Fr Moloney went on to outline how young people might learn how to pray by looking at how Jesus prayed in his darkest hour in the Garden of Olives, and how Donal mirrored that prayer in his struggle with cancer.

He cited a number of points including how Jesus was radically honest with his Father in his agony, “He told God straight about how afraid he was facing into such suffering and he pleaded, ‘Let this cup pass, I don’t want it… And I’m reminded of Dónal’s honesty in his final months when he spoke of his anger at young people dying by suicide when he himself wanted so much to live. And all the good that came out of that honest prayer as he urged them to think twice about suicide and ask for help. Or when Fr Paddy asked him if he was afraid of dying, and he replied, ‘No Father, just nervous.”’

Donal’s parents, Elma and Fionnbar Walsh, and sister Jema, set up a foundation in memory of Donal and the #Livelife Foundation and reports show that their organisation has made a significant difference in the lives of so many young people. Fr Moloney spoke of this also.

“We see also that Jesus in Gethsemene repeated his anguished prayer three times. The gospels promise us that faith and prayer will move mountains, but it doesn’t promise they will move them immediately. Sometimes, for prayer to work, we have to pray it many times. That’s why Never Give Up is the motto on the wristband of the Donal Walsh ‘#Livelife’ foundation that serves his cause of promoting his ‘live life’ message and provides appropriate teenage facilities in hospices, hospitals, Pieta house, and many more.
God always answers our prayers – but not always in the way we expect or at the time we ask.”

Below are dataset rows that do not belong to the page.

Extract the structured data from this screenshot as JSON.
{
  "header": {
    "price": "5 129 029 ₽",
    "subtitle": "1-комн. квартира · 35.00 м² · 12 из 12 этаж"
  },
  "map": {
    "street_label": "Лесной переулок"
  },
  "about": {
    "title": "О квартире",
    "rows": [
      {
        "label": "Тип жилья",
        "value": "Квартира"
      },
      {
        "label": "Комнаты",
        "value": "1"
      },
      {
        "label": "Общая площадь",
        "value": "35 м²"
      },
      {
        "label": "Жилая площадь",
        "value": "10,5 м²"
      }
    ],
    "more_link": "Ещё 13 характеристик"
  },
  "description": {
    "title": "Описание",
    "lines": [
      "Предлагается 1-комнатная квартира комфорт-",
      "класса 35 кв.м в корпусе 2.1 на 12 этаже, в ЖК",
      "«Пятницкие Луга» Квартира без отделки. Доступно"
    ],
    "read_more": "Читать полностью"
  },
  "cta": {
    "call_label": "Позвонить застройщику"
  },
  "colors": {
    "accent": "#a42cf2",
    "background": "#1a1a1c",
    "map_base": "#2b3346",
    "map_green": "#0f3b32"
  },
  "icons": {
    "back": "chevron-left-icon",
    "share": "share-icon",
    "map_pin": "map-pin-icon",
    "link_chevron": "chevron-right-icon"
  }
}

Concluding his homily Fr Moloney told the story of how just a few days before Donal died, journalist Mark Egan rang to tell him that one group working in suicide prevention had recorded a four-fold increase in young people seeking help since Donal was interviewed on TV and wrote his challenging piece and they put that huge increase totally down to him.

“Donal”, though very weak, told the journalist he was thrilled with that news,” said Fr Moloney, “But at that moment he could not have known what we know now some ten years later – that because of him young people all over the country would have better hospice care; that children in Crumlin Hospital would have better facilities because of the money raised by him before and after his death; that to this very day today thousands of young people across Ireland would rally to his message of hope, love, and compassion for themselves and others in this suffering world. This is true resurrection. Donal’s death was not the end it was only the beginning.”

Fr Moloney said he was also struck by something else that Mark Egan mentions in his article about Donal. “The journalist was really touched by Donal’s last words to him at the end of the call. ‘Thanks for letting me know,’ Donal said. Such an important word – ‘thank you’. And Donal’s very last tweet was the same. ‘Thanks for all the messages of support, #gratitude”’

The Irish Jesuit then told the young people that gratitude is considered one of the most powerful and important forms of prayer, before asking them to think about making their own gratitude list every day. “I’m a Jesuit and the founder of our order, way back in the 16th century developed a profound understanding of spirituality, about which thousands of books and articles have been written. But one expert recently said to me – you could boil all Ignatius had to say about spirituality down into one word – ‘gratitude.’ Hashtag gratitude.”

Fr Moloney said at the close of the day that this was the overwhelming sense he had as he left Knock. Gratitude for Donal and his inspirational life, for his family who have wrought so much good out of unspeakable sorrow, and for the young people who continue to respond to Donal’s heartfelt plea to live life and seek help if needed.